How the ECB’s ‘lower for longer’ QE could play out

To wean the euro zone off a heavy dose of cheap cash, the European Central Bank will in January cut its monthly asset purchases by half while extending the scheme deep into 2018.

But the “lower for longer” monetary policy stance still leaves investors with many questions unanswered.

For instance, how will the ECB get around a scarcity of eligible government debt and how much will it tinker with other parts of its asset purchase scheme to offset technical constraints in much-larger government bond purchases?

Reinvestment is another key focus, with new data on Monday showing the ECB will have nearly 130 billion euros (£114.5 billion) worth of new cash from maturing bonds to invest over the next year.

This set of graphics highlights what analysts are homing in on as the next phase of ECB QE plays out.


The cut in monthly bond purchases from 60 to 30 billion euros from January takes some pressure off the bond-buying scheme, but the long extension still means the ECB is expected to struggle to source eligible government debt.

Against this backdrop, January data – the first month under the reduced purchase amount – released in February is likely to be scrutinised closely.

“Scarcity is one of the issues we’re looking at and how credible is (ECB chief Mario) Draghi’s statement that they will look to extend the programme if needed or will they have to stop after the 9-month extension?” said Benjamin Schroeder, senior rates strategist at ING. “According to our calculations, extending by 9 months will be stretching to the limits already.”


The scarcity constraints mean ECB asset purchases will continue to deviate from the capital key – where the ECB buys a country’s bonds in line with the size of that economy.

Deviations from the capital key have been in place for some time now but are expected to remain in place so that the central bank avoids hitting a self-imposed rule that prevents it from holding a third of a country’s bonds.


One way for the ECB to get around technical constraints in government bonds is to skew purchases towards the private sector next year, with the share of corporate and covered bonds rising, even if purchase volumes stay the same.

A governing council member recently said that the ECB is looking to keep private sector buys steady.

The central bank has not said how it will divide purchases between public and private sector debt next year.
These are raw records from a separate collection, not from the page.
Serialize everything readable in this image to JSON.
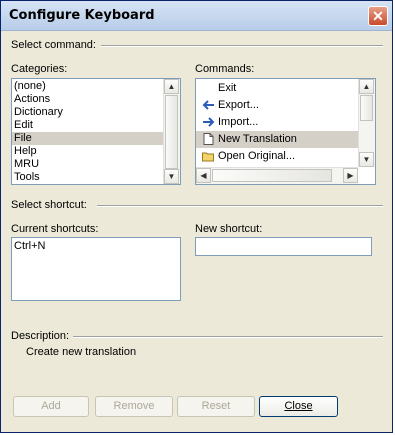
{
  "window": {
    "title": "Configure Keyboard",
    "close_glyph": "✕"
  },
  "select_command": {
    "label": "Select command:"
  },
  "categories": {
    "label": "Categories:",
    "items": [
      "(none)",
      "Actions",
      "Dictionary",
      "Edit",
      "File",
      "Help",
      "MRU",
      "Tools"
    ],
    "selected": "File"
  },
  "commands": {
    "label": "Commands:",
    "items": [
      {
        "label": "Exit",
        "icon": "none"
      },
      {
        "label": "Export...",
        "icon": "export-arrow-icon"
      },
      {
        "label": "Import...",
        "icon": "import-arrow-icon"
      },
      {
        "label": "New Translation",
        "icon": "new-document-icon"
      },
      {
        "label": "Open Original...",
        "icon": "open-folder-icon"
      }
    ],
    "selected": "New Translation"
  },
  "select_shortcut": {
    "label": "Select shortcut:"
  },
  "current_shortcuts": {
    "label": "Current shortcuts:",
    "items": [
      "Ctrl+N"
    ]
  },
  "new_shortcut": {
    "label": "New shortcut:",
    "value": ""
  },
  "description": {
    "label": "Description:",
    "text": "Create new translation"
  },
  "buttons": {
    "add": "Add",
    "remove": "Remove",
    "reset": "Reset",
    "close": "Close"
  }
}
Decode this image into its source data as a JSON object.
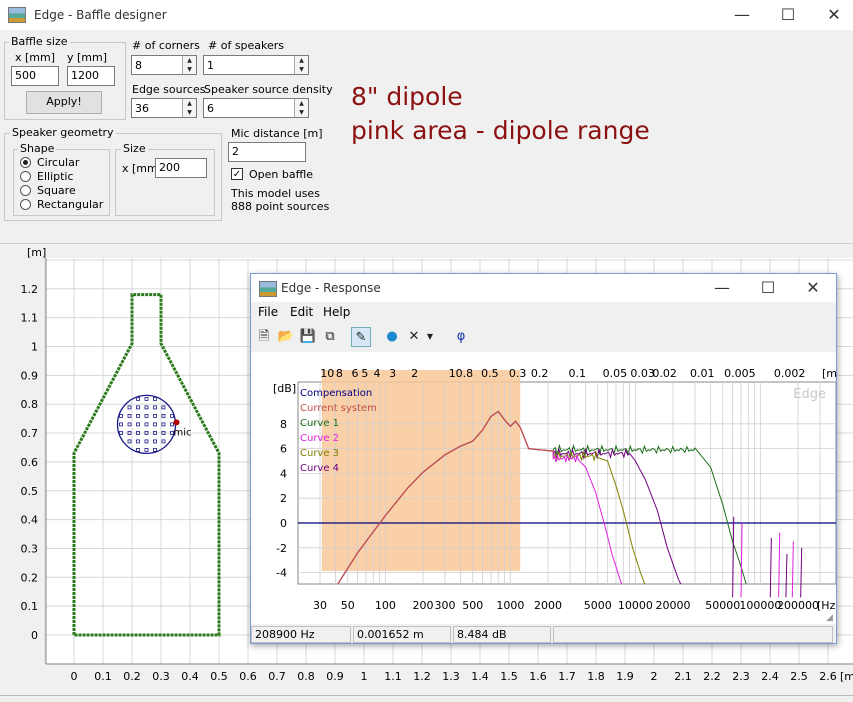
{
  "window": {
    "title": "Edge - Baffle designer"
  },
  "baffle_size": {
    "label": "Baffle size",
    "x_label": "x [mm]",
    "y_label": "y [mm]",
    "x_value": "500",
    "y_value": "1200",
    "apply_label": "Apply!"
  },
  "corners": {
    "label": "# of corners",
    "value": "8"
  },
  "speakers": {
    "label": "# of speakers",
    "value": "1"
  },
  "edge_sources": {
    "label": "Edge sources",
    "value": "36"
  },
  "source_density": {
    "label": "Speaker source density",
    "value": "6"
  },
  "geometry": {
    "label": "Speaker geometry",
    "shape_label": "Shape",
    "shapes": [
      {
        "label": "Circular",
        "selected": true
      },
      {
        "label": "Elliptic",
        "selected": false
      },
      {
        "label": "Square",
        "selected": false
      },
      {
        "label": "Rectangular",
        "selected": false
      }
    ],
    "size_label": "Size",
    "size_x_label": "x [mm]",
    "size_x_value": "200"
  },
  "mic": {
    "label": "Mic distance [m]",
    "value": "2",
    "open_baffle_label": "Open baffle",
    "open_baffle_checked": true
  },
  "model_info": {
    "line1": "This model uses",
    "line2": "888 point sources"
  },
  "annotation": {
    "line1": "8\" dipole",
    "line2": "pink area - dipole range",
    "color": "#8b1010"
  },
  "baffle_plot": {
    "y_unit": "[m]",
    "x_unit": "[m",
    "y_ticks": [
      "1.2",
      "1.1",
      "1",
      "0.9",
      "0.8",
      "0.7",
      "0.6",
      "0.5",
      "0.4",
      "0.3",
      "0.2",
      "0.1",
      "0"
    ],
    "x_ticks": [
      "0",
      "0.1",
      "0.2",
      "0.3",
      "0.4",
      "0.5",
      "0.6",
      "0.7",
      "0.8",
      "0.9",
      "1",
      "1.1",
      "1.2",
      "1.3",
      "1.4",
      "1.5",
      "1.6",
      "1.7",
      "1.8",
      "1.9",
      "2",
      "2.1",
      "2.2",
      "2.3",
      "2.4",
      "2.5",
      "2.6"
    ],
    "mic_label": "mic",
    "outline_color": "#2a7a1a"
  },
  "response": {
    "title": "Edge - Response",
    "menu": [
      "File",
      "Edit",
      "Help"
    ],
    "toolbar_icons": [
      "new-icon",
      "open-icon",
      "save-icon",
      "copy-icon",
      "pen-icon",
      "speaker-icon",
      "delete-icon",
      "dropdown-icon",
      "phase-icon"
    ],
    "phase_symbol": "φ",
    "watermark": "Edge",
    "db_unit": "[dB]",
    "top_unit": "[m",
    "hz_unit": "[Hz]",
    "legend": [
      {
        "label": "Compensation",
        "color": "#000080"
      },
      {
        "label": "Current system",
        "color": "#c0504d"
      },
      {
        "label": "Curve 1",
        "color": "#1a6e1a"
      },
      {
        "label": "Curve 2",
        "color": "#e020e0"
      },
      {
        "label": "Curve 3",
        "color": "#808000"
      },
      {
        "label": "Curve 4",
        "color": "#700080"
      }
    ],
    "y_ticks": [
      "8",
      "6",
      "4",
      "2",
      "0",
      "-2",
      "-4"
    ],
    "x_ticks": [
      "30",
      "50",
      "100",
      "200",
      "300",
      "500",
      "1000",
      "2000",
      "5000",
      "10000",
      "20000",
      "50000",
      "100000",
      "200000"
    ],
    "top_ticks": [
      "10",
      "8",
      "6",
      "5",
      "4",
      "3",
      "2",
      "1",
      "0.8",
      "0.5",
      "0.3",
      "0.2",
      "0.1",
      "0.05",
      "0.03",
      "0.02",
      "0.01",
      "0.005",
      "0.002"
    ],
    "highlight_color": "#f9c89a",
    "status": {
      "freq": "208900 Hz",
      "dist": "0.001652 m",
      "level": "8.484 dB"
    }
  }
}
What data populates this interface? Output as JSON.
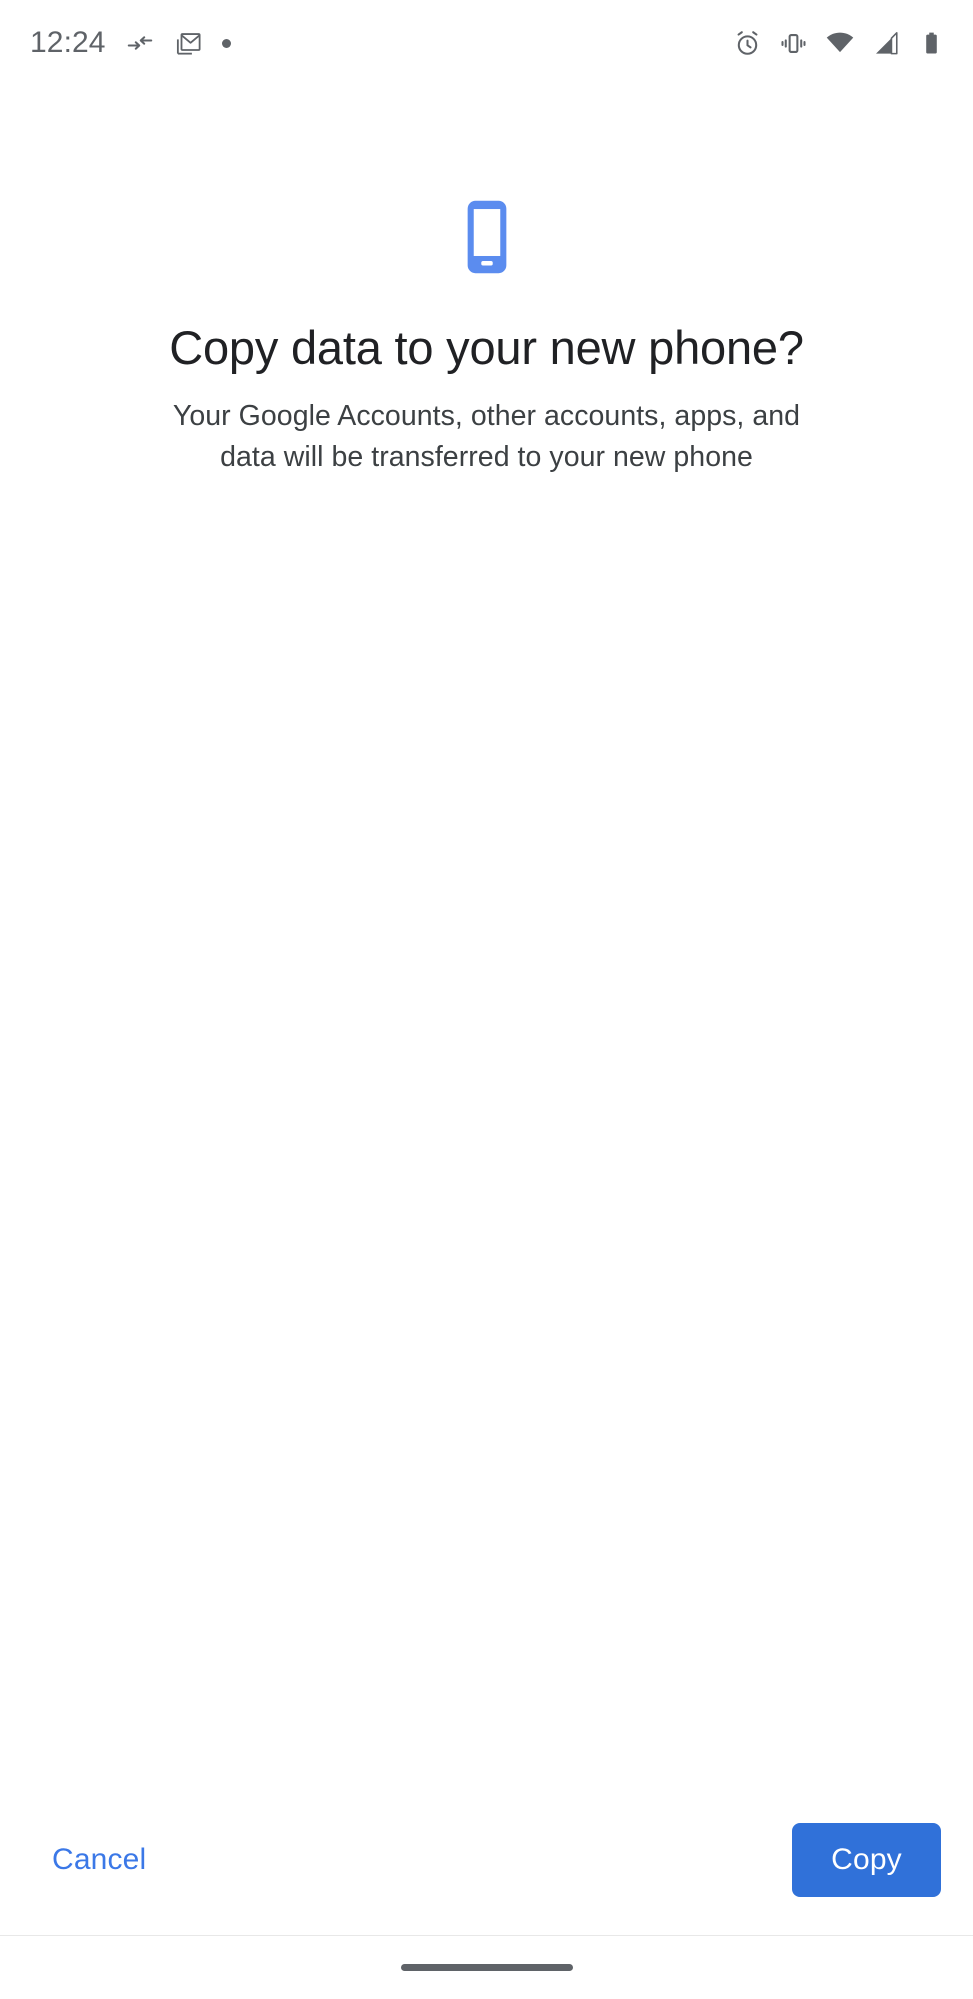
{
  "status_bar": {
    "clock": "12:24",
    "left_icons": [
      {
        "name": "data-transfer-icon",
        "label": "data transfer"
      },
      {
        "name": "gmail-icon",
        "label": "Gmail"
      },
      {
        "name": "notification-dot-icon",
        "label": "notification dot"
      }
    ],
    "right_icons": [
      {
        "name": "alarm-clock-icon",
        "label": "alarm set"
      },
      {
        "name": "vibrate-icon",
        "label": "ringer vibrate"
      },
      {
        "name": "wifi-icon",
        "label": "wifi full"
      },
      {
        "name": "cellular-signal-icon",
        "label": "cellular signal"
      },
      {
        "name": "battery-icon",
        "label": "battery full"
      }
    ]
  },
  "hero": {
    "icon": "smartphone-icon",
    "icon_color": "#5b8cef"
  },
  "main": {
    "title": "Copy data to your new phone?",
    "subtitle": "Your Google Accounts, other accounts, apps, and data will be transferred to your new phone"
  },
  "actions": {
    "cancel_label": "Cancel",
    "cancel_color": "#3b78e7",
    "copy_label": "Copy",
    "copy_bg": "#3071d9",
    "copy_color": "#ffffff"
  },
  "navigation": {
    "handle": "gesture-home-handle"
  },
  "colors": {
    "background": "#ffffff",
    "title_text": "#202124",
    "body_text": "#3c4043",
    "status_icon": "#5f6368",
    "accent_blue": "#3071d9"
  }
}
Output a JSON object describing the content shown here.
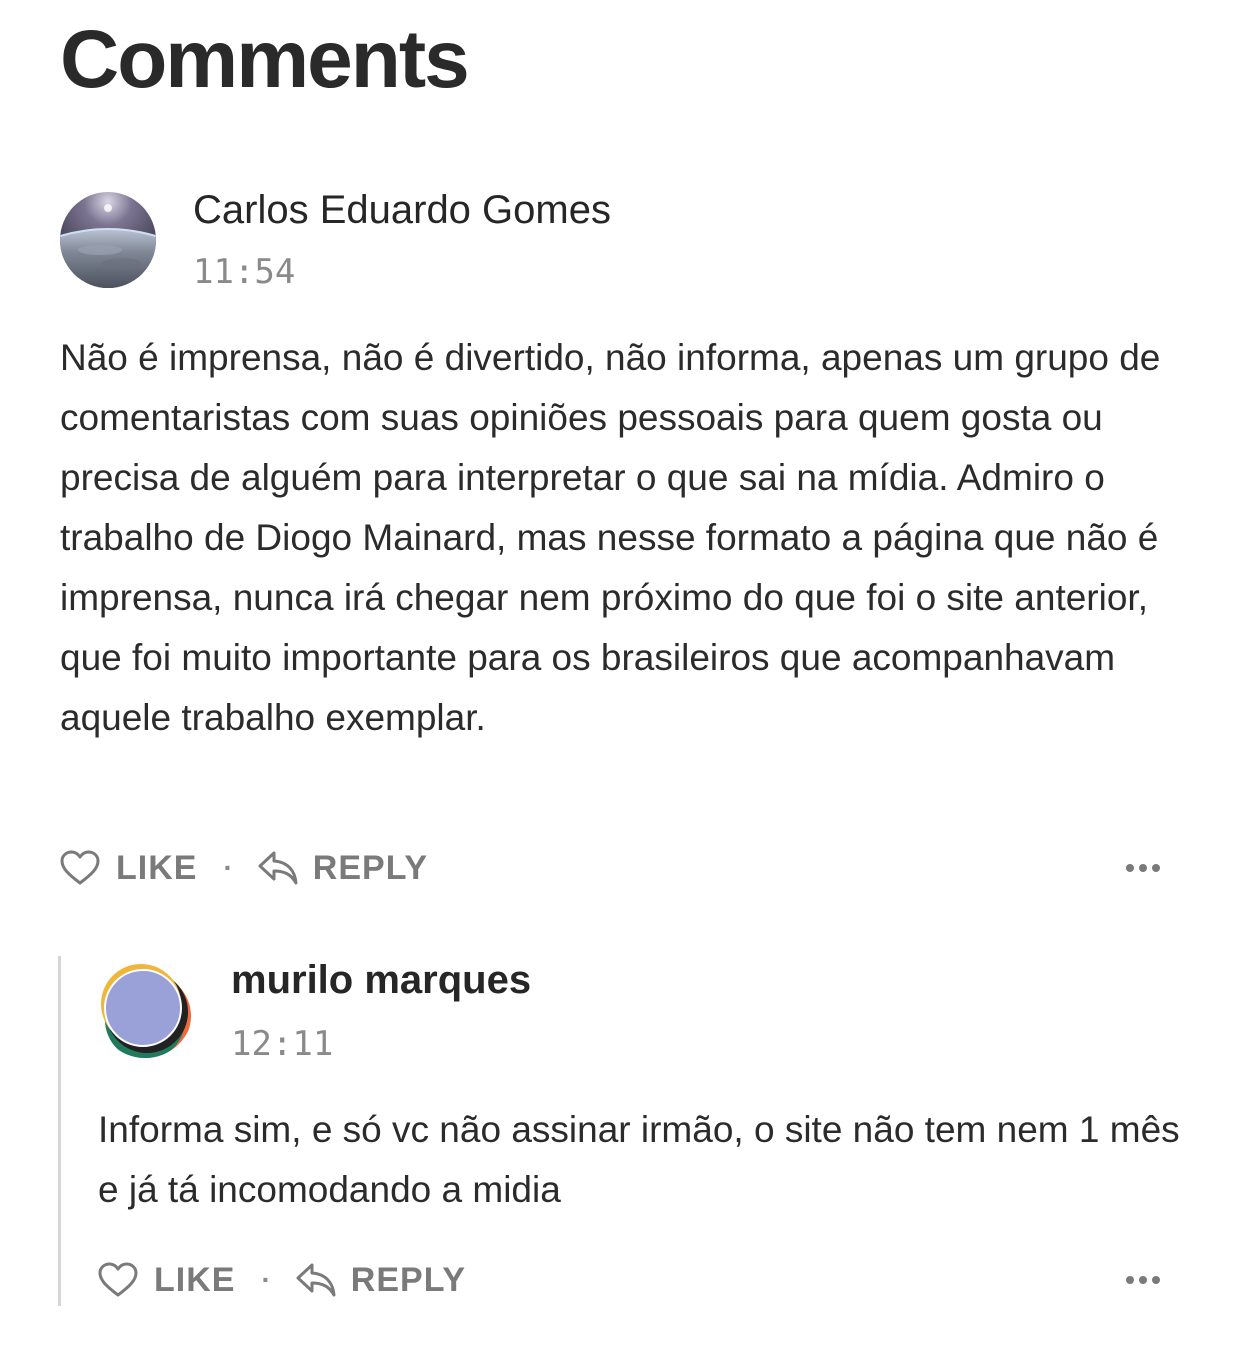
{
  "page": {
    "title": "Comments"
  },
  "comments": [
    {
      "author": "Carlos Eduardo Gomes",
      "time": "11:54",
      "text": "Não é imprensa, não é divertido, não informa, apenas um grupo de comentaristas com suas opiniões pessoais para quem gosta ou precisa de alguém para interpretar o que sai na mídia. Admiro o trabalho de Diogo Mainard, mas nesse formato a página que não é imprensa, nunca irá chegar nem próximo do que foi o site anterior, que foi muito importante para os brasileiros que acompanhavam aquele trabalho exemplar.",
      "like_label": "LIKE",
      "separator": "·",
      "reply_label": "REPLY",
      "avatar_icon": "earth-horizon-photo"
    },
    {
      "author": "murilo marques",
      "time": "12:11",
      "text": "Informa sim, e só vc não assinar irmão, o site não tem nem 1 mês e já tá incomodando a midia",
      "like_label": "LIKE",
      "separator": "·",
      "reply_label": "REPLY",
      "avatar_icon": "layered-circles-avatar"
    }
  ],
  "icons": {
    "like": "heart-icon",
    "reply": "reply-arrow-icon",
    "more": "more-dots-icon"
  },
  "colors": {
    "text": "#2b2b2b",
    "muted": "#7a7a7a",
    "thread_line": "#d6d6d6",
    "background": "#ffffff"
  }
}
More detail on the composition of buys is likely to be unveiled in December.


The likes of Finland, Portugal, Ireland and Slovenia where the ECB has been buying below the capital key due to a scarcity of eligible bonds are likely to be the biggest losers of the ECB’s QE extension, analysts say.

In these countries, the bond issuance schedule is likely to be more closely followed by national central banks, which buy bonds on behalf of the ECB for QE.

“Finland doesn’t have a lot of flexibility and the central bank will have to follow the issuance pattern of the Finnish state even to be close to the target,” said ABN AMRO senior fixed income analyst Kim Liu.


Reinvestments made from maturing bonds are expected to grow in importance next year. The money redeployed back into the bond market is in addition to monthly bond purchases, and should help underpin borrowing costs in the euro area.

Redemptions, disclosed for the first time on Monday, will average 10.8 billion euros a month in the 12 months from November. They will peak in April, hitting 24.3 billion euros.
Source: Reuters (Reporting by Ritvik Carvalho and Dhara Ranasinghe; editing by Mark Heinrich)